Deception among smokers.Br Med J 1978; 2 doi: https://doi.org/10.1136/bmj.2.6146.1185 (Published 28 October 1978) Cite this as: Br Med J 1978;2:1185
- R W Sillett,
- M B Wilson,
- R E Malcolm,
- K P Ball

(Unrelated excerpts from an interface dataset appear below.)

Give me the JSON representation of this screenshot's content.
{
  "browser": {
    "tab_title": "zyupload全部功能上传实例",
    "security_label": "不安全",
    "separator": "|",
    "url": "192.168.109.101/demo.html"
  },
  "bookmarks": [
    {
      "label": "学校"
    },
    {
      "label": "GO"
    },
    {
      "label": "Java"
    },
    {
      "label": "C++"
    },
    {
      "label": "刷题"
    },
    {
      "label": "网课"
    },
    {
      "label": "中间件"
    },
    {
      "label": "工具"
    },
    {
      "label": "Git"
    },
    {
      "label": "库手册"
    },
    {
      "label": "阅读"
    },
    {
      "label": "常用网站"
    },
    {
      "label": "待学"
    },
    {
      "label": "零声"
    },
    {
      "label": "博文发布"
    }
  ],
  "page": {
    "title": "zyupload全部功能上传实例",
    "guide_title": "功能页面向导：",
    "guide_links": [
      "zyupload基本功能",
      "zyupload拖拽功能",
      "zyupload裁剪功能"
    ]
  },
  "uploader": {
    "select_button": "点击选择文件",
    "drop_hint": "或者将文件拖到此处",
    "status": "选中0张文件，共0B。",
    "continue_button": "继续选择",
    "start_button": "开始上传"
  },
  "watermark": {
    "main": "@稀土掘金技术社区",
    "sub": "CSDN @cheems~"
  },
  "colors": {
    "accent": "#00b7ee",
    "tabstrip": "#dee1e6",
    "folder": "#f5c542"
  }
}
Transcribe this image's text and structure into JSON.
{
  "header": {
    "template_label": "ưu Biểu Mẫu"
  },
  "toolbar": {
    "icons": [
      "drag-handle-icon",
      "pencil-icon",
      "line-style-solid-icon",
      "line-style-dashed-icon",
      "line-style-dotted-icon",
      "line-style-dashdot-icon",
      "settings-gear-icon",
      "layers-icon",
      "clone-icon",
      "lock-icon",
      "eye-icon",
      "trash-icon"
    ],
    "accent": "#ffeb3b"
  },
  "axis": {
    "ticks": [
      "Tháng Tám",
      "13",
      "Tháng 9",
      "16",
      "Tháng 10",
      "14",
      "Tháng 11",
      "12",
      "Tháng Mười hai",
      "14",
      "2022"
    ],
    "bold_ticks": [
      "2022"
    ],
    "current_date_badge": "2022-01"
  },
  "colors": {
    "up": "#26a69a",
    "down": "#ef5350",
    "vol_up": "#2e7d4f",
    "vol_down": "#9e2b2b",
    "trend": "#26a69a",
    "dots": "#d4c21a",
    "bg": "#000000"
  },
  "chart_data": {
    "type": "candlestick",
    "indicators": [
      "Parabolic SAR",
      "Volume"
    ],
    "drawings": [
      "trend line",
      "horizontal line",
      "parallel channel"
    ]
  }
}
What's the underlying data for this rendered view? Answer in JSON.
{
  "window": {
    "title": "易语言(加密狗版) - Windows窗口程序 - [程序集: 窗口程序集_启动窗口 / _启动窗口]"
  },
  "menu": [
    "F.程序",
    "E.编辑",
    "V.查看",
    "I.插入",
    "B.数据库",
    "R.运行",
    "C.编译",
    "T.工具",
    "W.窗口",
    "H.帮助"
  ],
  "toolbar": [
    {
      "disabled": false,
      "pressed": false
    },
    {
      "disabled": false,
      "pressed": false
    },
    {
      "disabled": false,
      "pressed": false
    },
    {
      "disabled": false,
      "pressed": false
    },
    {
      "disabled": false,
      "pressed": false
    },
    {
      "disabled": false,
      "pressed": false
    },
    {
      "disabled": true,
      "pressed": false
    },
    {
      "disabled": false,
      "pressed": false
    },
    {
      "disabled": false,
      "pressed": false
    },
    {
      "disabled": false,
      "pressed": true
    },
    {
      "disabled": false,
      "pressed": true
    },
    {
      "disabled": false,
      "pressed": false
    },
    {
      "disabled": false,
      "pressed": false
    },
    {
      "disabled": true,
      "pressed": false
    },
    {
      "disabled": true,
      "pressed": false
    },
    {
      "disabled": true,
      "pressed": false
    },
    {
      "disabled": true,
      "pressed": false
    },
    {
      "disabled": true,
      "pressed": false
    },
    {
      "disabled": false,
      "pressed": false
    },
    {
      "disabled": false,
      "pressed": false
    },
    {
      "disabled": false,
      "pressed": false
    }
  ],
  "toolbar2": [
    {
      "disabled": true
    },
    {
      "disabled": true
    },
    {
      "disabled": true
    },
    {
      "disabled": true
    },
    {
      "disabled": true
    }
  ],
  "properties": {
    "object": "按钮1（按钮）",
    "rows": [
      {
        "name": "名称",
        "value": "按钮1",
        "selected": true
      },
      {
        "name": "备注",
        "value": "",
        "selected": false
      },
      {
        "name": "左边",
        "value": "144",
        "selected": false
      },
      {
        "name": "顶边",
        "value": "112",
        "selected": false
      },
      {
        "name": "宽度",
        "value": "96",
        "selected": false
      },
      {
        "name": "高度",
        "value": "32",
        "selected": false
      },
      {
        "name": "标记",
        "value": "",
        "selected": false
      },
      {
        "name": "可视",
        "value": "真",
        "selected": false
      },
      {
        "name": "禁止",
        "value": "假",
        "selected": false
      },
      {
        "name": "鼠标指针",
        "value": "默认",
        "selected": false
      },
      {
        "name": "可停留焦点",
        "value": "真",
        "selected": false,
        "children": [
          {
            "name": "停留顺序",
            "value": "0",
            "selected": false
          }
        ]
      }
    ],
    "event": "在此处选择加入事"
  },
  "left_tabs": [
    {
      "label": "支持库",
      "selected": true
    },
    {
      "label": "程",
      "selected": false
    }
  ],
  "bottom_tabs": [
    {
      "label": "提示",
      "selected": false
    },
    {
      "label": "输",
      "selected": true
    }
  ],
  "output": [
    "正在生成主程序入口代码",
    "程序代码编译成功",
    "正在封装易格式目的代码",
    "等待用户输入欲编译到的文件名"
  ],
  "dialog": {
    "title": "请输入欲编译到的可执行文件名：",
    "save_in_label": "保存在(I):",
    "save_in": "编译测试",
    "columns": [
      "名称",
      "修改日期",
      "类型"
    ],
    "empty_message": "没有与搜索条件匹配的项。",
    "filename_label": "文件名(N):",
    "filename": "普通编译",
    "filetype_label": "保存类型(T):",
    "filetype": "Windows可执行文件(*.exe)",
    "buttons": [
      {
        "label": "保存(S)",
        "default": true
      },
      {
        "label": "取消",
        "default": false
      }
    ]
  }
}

Subjects in two different clinical trials who had been advised to stop smoking were asked if they had done so. Some 22% of subjects (11 out of 51) in the first trial and 40% (33/82) in the second trial who said they had stopped smoking were found to have raised carboxyhaemoglobin concentrations. Deception appears to be common in people trying to stop smoking.